So I get it. This little guy will one day be king and everyone is happy about it, except for Scar. It is the king’s brother and another heir to the throne, afterall. One of these two will take Mufasa’s place as the ruler of pride rock, but which one? The smart money was on scar - he was older. had a full mane and he sounded British. Those guys always get the crown. But don’t count out Simba just yet. He is next in line, he is working on his roar and he seems to believe in some old dead king looking down on him from above, which at least in America seems to be a prerequisite to lead. Basically this comes down to a battle between the ruthless uncle and the plotting prince.
Once this dynamic is set up there are a few fluffy songs and both Simba and Scar work on their rise to power. Scar and Simba know that in order to replace Mufasa you must kill Mufasa, and they lay the ground work of their plan. Scar enlists the help of a bunch of illegal immigrants who seem to have some laughing disorder to kill the king. In exchange for the death of Mufasa, he will grant them amnesty in the pride lands. And maybe if they pay a fine and back taxes he will allow them to have a path to citizenship. Simba on the other hand is taking a less direct approach. He keeps putting himself in deathly situations in the hopes that Mufasa dies while trying to save his life, like what happened at the elephant grave yard. Both plans seem good on paper but have yet to be successful, that is until by chance these plots unite. Simba lures Mufasa in a ravine. Scar starts a stampede and then pushes Mufasa off a cliff and he dies. So far so good and everyone is happy. But unfortunately Simba forgot the first rule of regicide - if you kill the king, kill all the other airs to the throne all well. Also, unfortunately for Simba, this was not a lesson that Scar forgot and immediately turned his attention toward the young prince. Simba realizing that he was no match for Scar at that moment, decided to make a strategic withdrawal.
Mufasa is dead, Scar is now king and Simba is in hiding. This is a setback for Simba’s plan to rule the Pride Lands. He knew that he would have to change his tactics in order to take his rightful place on the throne. He could no longer count on deception. He would have to win the heart and mind of the masses. In order to do that he would have to live for a time as a commoner, become one of the people. To start he found an adorable gay couple to adopt him. This he felt would broaden his appeal. Liberals especially would eat that stuff right up. He then learned to eat what the peasants eat. If eating a lady bug or two was his path to the crown he would gladly pay that price. Then he just bided his time until he became a physical threat to Scar.

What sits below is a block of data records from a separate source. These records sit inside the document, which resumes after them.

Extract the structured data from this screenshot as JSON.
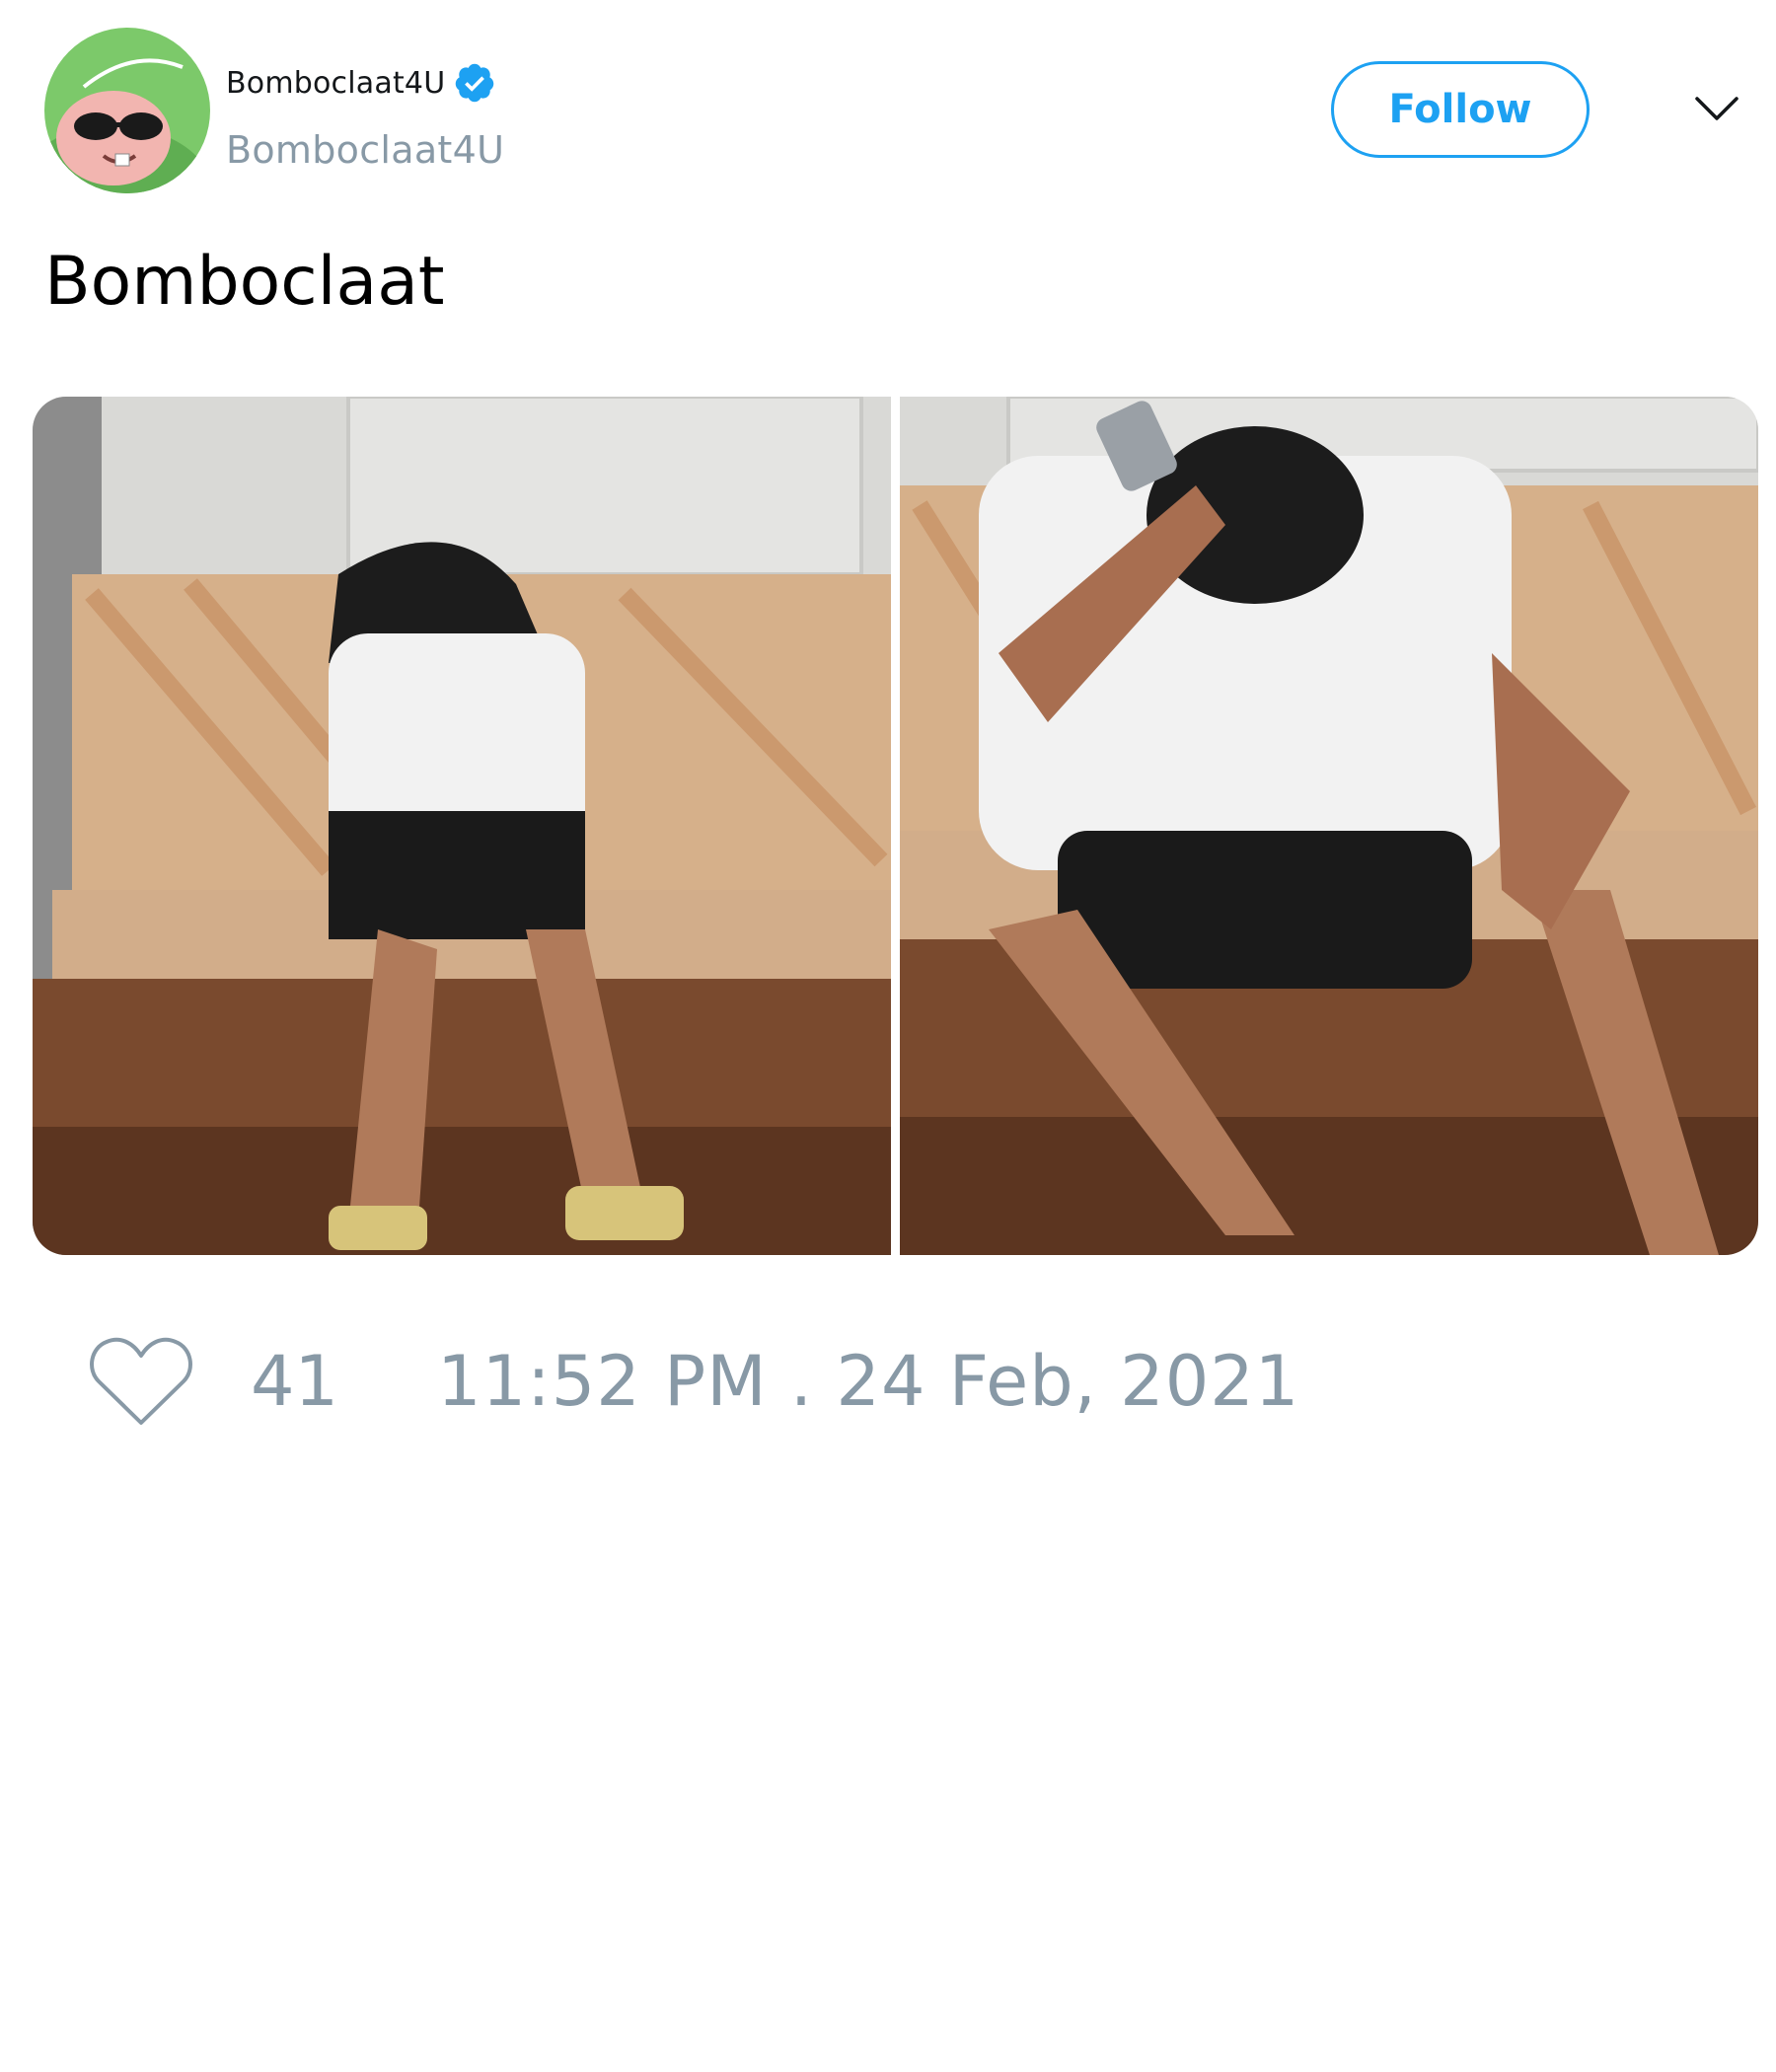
{
  "author": {
    "display_name": "Bomboclaat4U",
    "handle": "Bomboclaat4U",
    "verified": true,
    "avatar_icon": "cartoon-character-sunglasses-avatar"
  },
  "actions": {
    "follow_label": "Follow",
    "more_icon": "chevron-down-icon"
  },
  "tweet": {
    "text": "Bomboclaat",
    "media": [
      {
        "icon": "photo-man-laughing-at-phone"
      },
      {
        "icon": "photo-man-holding-phone-to-head"
      }
    ]
  },
  "stats": {
    "like_icon": "heart-icon",
    "like_count": "41",
    "timestamp": "11:52 PM . 24 Feb, 2021"
  },
  "colors": {
    "accent": "#1da1f2",
    "muted": "#8899a6",
    "text": "#000000"
  }
}
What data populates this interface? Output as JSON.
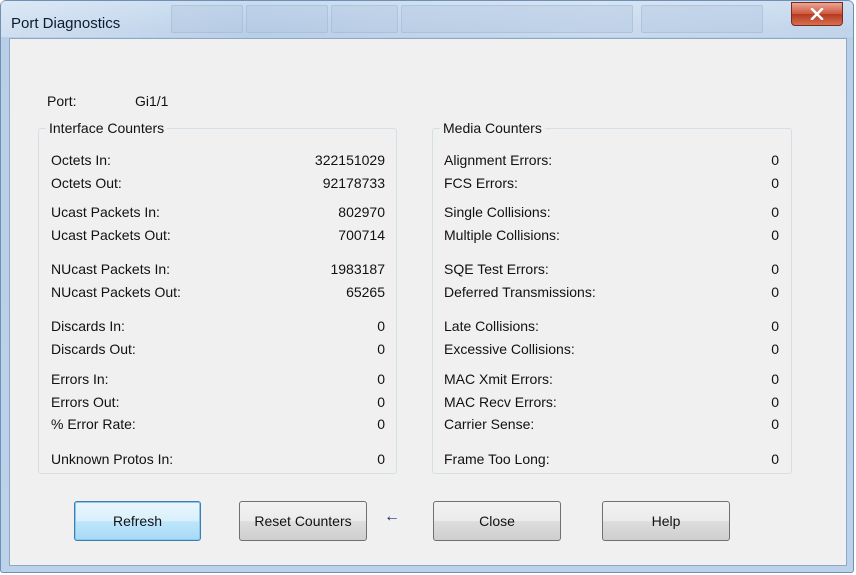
{
  "window": {
    "title": "Port Diagnostics"
  },
  "port": {
    "label": "Port:",
    "value": "Gi1/1"
  },
  "interface": {
    "title": "Interface Counters",
    "rows": [
      {
        "label": "Octets In:",
        "value": "322151029"
      },
      {
        "label": "Octets Out:",
        "value": "92178733"
      },
      {
        "label": "Ucast Packets In:",
        "value": "802970"
      },
      {
        "label": "Ucast Packets Out:",
        "value": "700714"
      },
      {
        "label": "NUcast Packets In:",
        "value": "1983187"
      },
      {
        "label": "NUcast Packets Out:",
        "value": "65265"
      },
      {
        "label": "Discards In:",
        "value": "0"
      },
      {
        "label": "Discards Out:",
        "value": "0"
      },
      {
        "label": "Errors In:",
        "value": "0"
      },
      {
        "label": "Errors Out:",
        "value": "0"
      },
      {
        "label": "% Error Rate:",
        "value": "0"
      },
      {
        "label": "Unknown Protos In:",
        "value": "0"
      }
    ]
  },
  "media": {
    "title": "Media Counters",
    "rows": [
      {
        "label": "Alignment Errors:",
        "value": "0"
      },
      {
        "label": "FCS Errors:",
        "value": "0"
      },
      {
        "label": "Single Collisions:",
        "value": "0"
      },
      {
        "label": "Multiple Collisions:",
        "value": "0"
      },
      {
        "label": "SQE Test Errors:",
        "value": "0"
      },
      {
        "label": "Deferred Transmissions:",
        "value": "0"
      },
      {
        "label": "Late Collisions:",
        "value": "0"
      },
      {
        "label": "Excessive Collisions:",
        "value": "0"
      },
      {
        "label": "MAC Xmit Errors:",
        "value": "0"
      },
      {
        "label": "MAC Recv Errors:",
        "value": "0"
      },
      {
        "label": "Carrier Sense:",
        "value": "0"
      },
      {
        "label": "Frame Too Long:",
        "value": "0"
      }
    ]
  },
  "buttons": {
    "refresh": "Refresh",
    "reset": "Reset Counters",
    "close": "Close",
    "help": "Help"
  },
  "icons": {
    "close": "close-icon",
    "arrow": "left-arrow-icon"
  },
  "colors": {
    "title_bar": "#bcd1ea",
    "close_button": "#c9462d",
    "default_button_border": "#3c7fb1",
    "dialog_background": "#f0f0f0"
  }
}
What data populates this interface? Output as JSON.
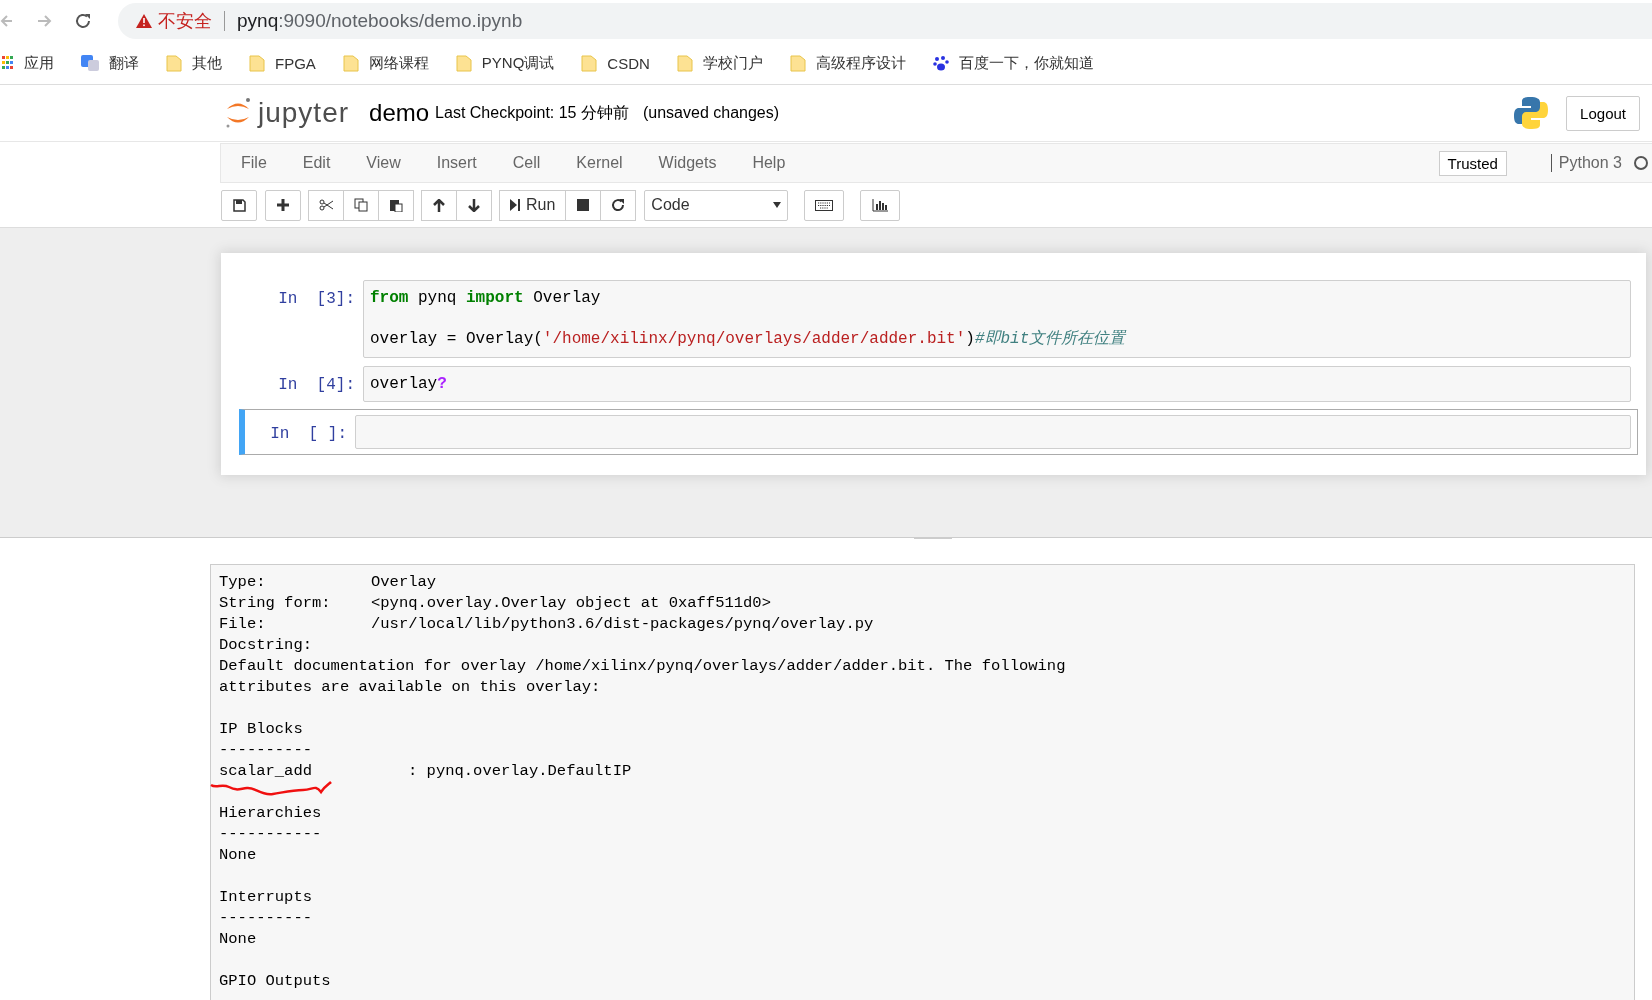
{
  "browser": {
    "security_label": "不安全",
    "url_host": "pynq",
    "url_rest": ":9090/notebooks/demo.ipynb",
    "bookmarks": [
      {
        "kind": "apps",
        "label": "应用"
      },
      {
        "kind": "translate",
        "label": "翻译"
      },
      {
        "kind": "folder",
        "label": "其他"
      },
      {
        "kind": "folder",
        "label": "FPGA"
      },
      {
        "kind": "folder",
        "label": "网络课程"
      },
      {
        "kind": "folder",
        "label": "PYNQ调试"
      },
      {
        "kind": "folder",
        "label": "CSDN"
      },
      {
        "kind": "folder",
        "label": "学校门户"
      },
      {
        "kind": "folder",
        "label": "高级程序设计"
      },
      {
        "kind": "paw",
        "label": "百度一下，你就知道"
      }
    ]
  },
  "header": {
    "logo_text": "jupyter",
    "notebook_name": "demo",
    "checkpoint": "Last Checkpoint: 15 分钟前",
    "autosave_status": "(unsaved changes)",
    "logout": "Logout"
  },
  "menubar": {
    "items": [
      "File",
      "Edit",
      "View",
      "Insert",
      "Cell",
      "Kernel",
      "Widgets",
      "Help"
    ],
    "trusted": "Trusted",
    "kernel_name": "Python 3",
    "kernel_busy": false
  },
  "toolbar": {
    "run_label": "Run",
    "cell_type": "Code"
  },
  "cells": [
    {
      "prompt": "In  [3]:",
      "selected": false,
      "lines": [
        {
          "kind": "code",
          "tokens": [
            {
              "kind": "keyword",
              "text": "from"
            },
            {
              "kind": "plain",
              "text": " pynq "
            },
            {
              "kind": "keyword",
              "text": "import"
            },
            {
              "kind": "plain",
              "text": " Overlay"
            }
          ]
        },
        {
          "kind": "blank"
        },
        {
          "kind": "code",
          "tokens": [
            {
              "kind": "plain",
              "text": "overlay = Overlay("
            },
            {
              "kind": "string",
              "text": "'/home/xilinx/pynq/overlays/adder/adder.bit'"
            },
            {
              "kind": "plain",
              "text": ")"
            },
            {
              "kind": "comment",
              "text": "#即bit文件所在位置"
            }
          ]
        }
      ]
    },
    {
      "prompt": "In  [4]:",
      "selected": false,
      "lines": [
        {
          "kind": "code",
          "tokens": [
            {
              "kind": "plain",
              "text": "overlay"
            },
            {
              "kind": "operator",
              "text": "?"
            }
          ]
        }
      ]
    },
    {
      "prompt": "In  [ ]:",
      "selected": true
    }
  ],
  "pager": {
    "lines": [
      {
        "kind": "field",
        "label": "Type:",
        "value": "Overlay"
      },
      {
        "kind": "field",
        "label": "String form:",
        "value": "<pynq.overlay.Overlay object at 0xaff511d0>"
      },
      {
        "kind": "field",
        "label": "File:",
        "value": "/usr/local/lib/python3.6/dist-packages/pynq/overlay.py"
      },
      {
        "kind": "text",
        "text": "Docstring:"
      },
      {
        "kind": "text",
        "text": "Default documentation for overlay /home/xilinx/pynq/overlays/adder/adder.bit. The following"
      },
      {
        "kind": "text",
        "text": "attributes are available on this overlay:"
      },
      {
        "kind": "blank"
      },
      {
        "kind": "text",
        "text": "IP Blocks"
      },
      {
        "kind": "text",
        "text": "----------"
      },
      {
        "kind": "entry",
        "label": "scalar_add",
        "value": ": pynq.overlay.DefaultIP",
        "underlined": true
      },
      {
        "kind": "blank"
      },
      {
        "kind": "text",
        "text": "Hierarchies"
      },
      {
        "kind": "text",
        "text": "-----------"
      },
      {
        "kind": "text",
        "text": "None"
      },
      {
        "kind": "blank"
      },
      {
        "kind": "text",
        "text": "Interrupts"
      },
      {
        "kind": "text",
        "text": "----------"
      },
      {
        "kind": "text",
        "text": "None"
      },
      {
        "kind": "blank"
      },
      {
        "kind": "text",
        "text": "GPIO Outputs"
      }
    ]
  }
}
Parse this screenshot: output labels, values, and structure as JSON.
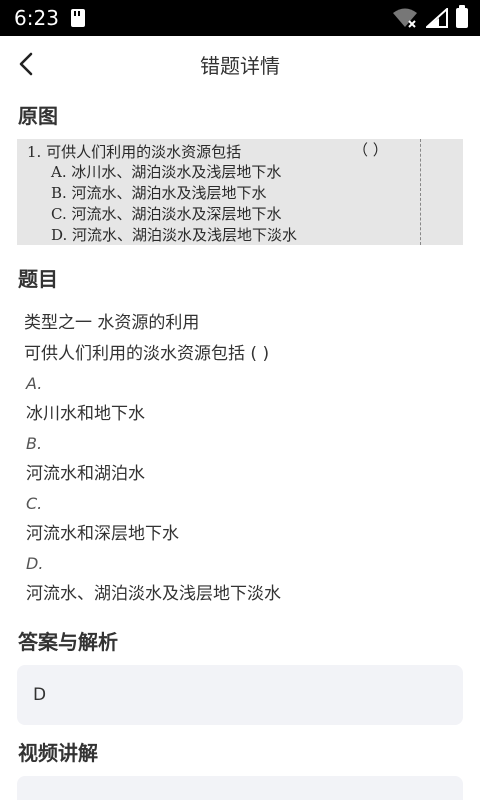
{
  "status": {
    "time": "6:23"
  },
  "header": {
    "title": "错题详情"
  },
  "sections": {
    "original": "原图",
    "question": "题目",
    "answer": "答案与解析",
    "video": "视频讲解"
  },
  "scan": {
    "lines": [
      "1.  可供人们利用的淡水资源包括",
      "（      ）",
      "A.  冰川水、湖泊淡水及浅层地下水",
      "B.  河流水、湖泊水及浅层地下水",
      "C.  河流水、湖泊淡水及深层地下水",
      "D.  河流水、湖泊淡水及浅层地下淡水"
    ]
  },
  "question": {
    "type": "类型之一   水资源的利用",
    "stem": "可供人们利用的淡水资源包括      ( )",
    "options": [
      {
        "label": "A.",
        "text": "冰川水和地下水"
      },
      {
        "label": "B.",
        "text": "河流水和湖泊水"
      },
      {
        "label": "C.",
        "text": "河流水和深层地下水"
      },
      {
        "label": "D.",
        "text": "河流水、湖泊淡水及浅层地下淡水"
      }
    ]
  },
  "answer": {
    "value": "D"
  }
}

After several grueling years being raised in the jungle by Timone and Pumba, Simba finally ran into Nala, his ex-girlfriend. This presented the perfect opportunity to reintroduce himself to his people. Then he lays it on REAL THICK. “Oh Nala, I’m sad my dad is dead. I don’t want to be king. I am going to stay out here and eat ladybugs.” It’s a real show. He did this for a little while to really sell it. Then he play-fights in the woods with Nala to some very soft music, had a conversation about pain with the baptizing monkey and then “changed his mind about becoming the king” and went home.
When Simba returned home he saw the impact of Scar’s reign on the kingdom. The land is ruined and there is no food to eat. That was clearly the result of Scar’s immigration policy. Simba must take the crown from Scar - not just because he deserved it, but because Simba knew that his policies of a secure border were what was best for his people. So Simba confronted Scar with the people behind him and became victorious in his battle with Scar and took the thrown.
Finally, the film ended where it started. The Circle of Life song played, while the baptizing monkey rubbed some juice on a baby’s cubs head and I watched with a tear in my eye knowing that with Simba finally in charge he would make the Pride Lands Great Again.